[Excerpts from a dataset]
● ● ● ● ● ● ●

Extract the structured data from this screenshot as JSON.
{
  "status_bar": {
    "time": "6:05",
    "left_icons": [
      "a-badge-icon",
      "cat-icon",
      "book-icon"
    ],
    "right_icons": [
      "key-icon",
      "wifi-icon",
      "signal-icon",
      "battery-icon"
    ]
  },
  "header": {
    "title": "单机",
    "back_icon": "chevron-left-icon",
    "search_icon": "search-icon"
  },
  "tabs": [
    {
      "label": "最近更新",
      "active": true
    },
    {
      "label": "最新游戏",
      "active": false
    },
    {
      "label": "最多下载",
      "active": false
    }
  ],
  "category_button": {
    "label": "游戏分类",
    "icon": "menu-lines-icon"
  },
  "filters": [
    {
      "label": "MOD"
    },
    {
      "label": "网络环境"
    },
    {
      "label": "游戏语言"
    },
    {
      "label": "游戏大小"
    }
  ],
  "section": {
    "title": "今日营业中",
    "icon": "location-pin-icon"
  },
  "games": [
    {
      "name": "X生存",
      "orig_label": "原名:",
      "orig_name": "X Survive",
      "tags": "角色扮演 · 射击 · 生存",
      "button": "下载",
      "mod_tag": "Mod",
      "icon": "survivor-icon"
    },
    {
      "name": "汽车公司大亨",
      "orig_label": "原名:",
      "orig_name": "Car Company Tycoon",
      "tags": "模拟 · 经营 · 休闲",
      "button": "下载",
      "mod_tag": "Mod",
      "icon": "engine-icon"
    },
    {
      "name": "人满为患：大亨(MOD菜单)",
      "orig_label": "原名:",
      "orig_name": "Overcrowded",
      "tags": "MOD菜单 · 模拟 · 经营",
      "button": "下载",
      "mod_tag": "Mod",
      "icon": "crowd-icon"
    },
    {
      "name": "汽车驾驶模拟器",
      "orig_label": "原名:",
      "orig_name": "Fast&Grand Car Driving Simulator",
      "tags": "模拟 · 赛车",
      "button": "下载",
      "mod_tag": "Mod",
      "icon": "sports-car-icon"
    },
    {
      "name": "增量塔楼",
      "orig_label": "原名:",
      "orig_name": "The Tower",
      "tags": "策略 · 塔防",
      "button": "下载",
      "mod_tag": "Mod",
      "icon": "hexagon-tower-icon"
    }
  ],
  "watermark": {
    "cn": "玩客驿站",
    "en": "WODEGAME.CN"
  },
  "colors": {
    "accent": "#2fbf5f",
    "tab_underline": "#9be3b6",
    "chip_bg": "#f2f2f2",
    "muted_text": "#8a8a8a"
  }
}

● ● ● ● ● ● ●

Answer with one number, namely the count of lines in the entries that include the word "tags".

→ WRITTEN ANSWER
5